AP (PHILADELPHIA)–Philadelphia’s top prosecutor was charged Tuesday with taking more than $100,000 in luxury gifts, Caribbean trips and cash, often in exchange for official favors that included help with a court case, according to a bribery and extortion indictment unsealed Tuesday.
The indictment caps a nearly two-year investigation into Philadelphia District Attorney Seth Williams’ financial affairs. Williams, a Democrat and career prosecutor who makes $175,000 in the top job, has said he ran into financial trouble after a divorce and while paying private school tuition for his daughters.
The indictment described gifts that included trips he took with his then-girlfriend to a Dominican Republic resort, where they stayed in a presidential suite; a custom $3,400 sofa; and a used Jaguar convertible, with insurance coverage to match.
In exchange, authorities said, Williams offered to help a friend’s friend seek a reduced jail sentence in a criminal case. They also said he took $7,000 for helping a business owner friend meet with an airport police official in an attempt to avoid enhanced screening when returning to the U.S. from foreign trips.
Williams, who was known to frequent cigar bars and dine at the city’s ritzy Union League private club, also spent $20,000 in funds earmarked for a relative’s nursing home care, the indictment said.
Williams was spending Tuesday huddled with family, a spokesman said, and was expected to surrender and be arraigned on the charges Wednesday. Defense lawyer Michael Diamondstein said they would vigorously defend the charges.
Williams, the city’s first black district attorney, announced last month he would not run for a third term this year. The 50-year-old said he showed poor judgment and regretted “mistakes in my personal life and in my personal financial life.” Eight people, seven of them Democrats, are running for his seat in the predominantly Democratic city.
As recently as January, Williams had hoped to weather the scandal, vowing to earn back the “trust and respect” of his staff and the public. However, questions about the investigation dogged him as he tried to carry out his duties. The charges announced Tuesday also included honest services fraud.
Special agents with the FBI, IRS and Department of Homeland Security declined to elaborate on the charges at an afternoon news conference. They would not explain, for instance, why the foreign traveler sought quicker screenings, but acting U.S. Attorney William Fitzpatrick of New Jersey said no security measures had been thwarted. His office supervised the case given Williams’ work ties to Justice Department officials in Philadelphia.
Williams failed to disclose five sources of income and 89 gifts on financial statements from 2010 through 2015 and omitted 10 items on an amended statement. The gifts also included sideline passes for Philadelphia Eagles games for several years, nearly $21,000 in free airfare, a free roof, and a $6,500 Rolex watch from a girlfriend.
At the same time, he led a high-profile prosecution of Philadelphia lawmakers who had taken cash or jewelry, valued at perhaps a few thousand dollars, from an informant.
“My poor judgment caused distractions, and made the already difficult job of my … staff even more difficult,” Williams said.

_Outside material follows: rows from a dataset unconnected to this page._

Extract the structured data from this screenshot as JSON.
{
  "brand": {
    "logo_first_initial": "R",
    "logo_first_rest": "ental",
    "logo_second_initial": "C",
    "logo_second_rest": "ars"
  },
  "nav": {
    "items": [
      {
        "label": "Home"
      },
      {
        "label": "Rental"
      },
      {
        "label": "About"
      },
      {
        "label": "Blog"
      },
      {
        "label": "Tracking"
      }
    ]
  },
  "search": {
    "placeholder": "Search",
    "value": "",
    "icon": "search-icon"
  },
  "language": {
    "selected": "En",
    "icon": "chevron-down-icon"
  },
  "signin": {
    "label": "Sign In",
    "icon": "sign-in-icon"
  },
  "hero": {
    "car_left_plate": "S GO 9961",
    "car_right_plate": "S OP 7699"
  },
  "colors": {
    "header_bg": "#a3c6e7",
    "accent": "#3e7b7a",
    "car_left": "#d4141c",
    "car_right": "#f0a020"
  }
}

During his seven-year tenure, his office filed the first charges against several Roman Catholic priests and earned a trial conviction against the first U.S. church official ever charged over the handling of priest sex-abuse complaints. The conviction has since been overturned, although the official served nearly three years in prison.
State laws require public officials to file annual reports and list gifts over $250. City officials cannot take anything worth more than $99 from anyone with an interest in any “official action.” Federal bribery laws typically involve a “quid pro quo,” or evidence the person got something in exchange for the gift.
Williams grew up in Philadelphia and served as student president of Pennsylvania State University. He also teaches at a law school and serves in the National Guard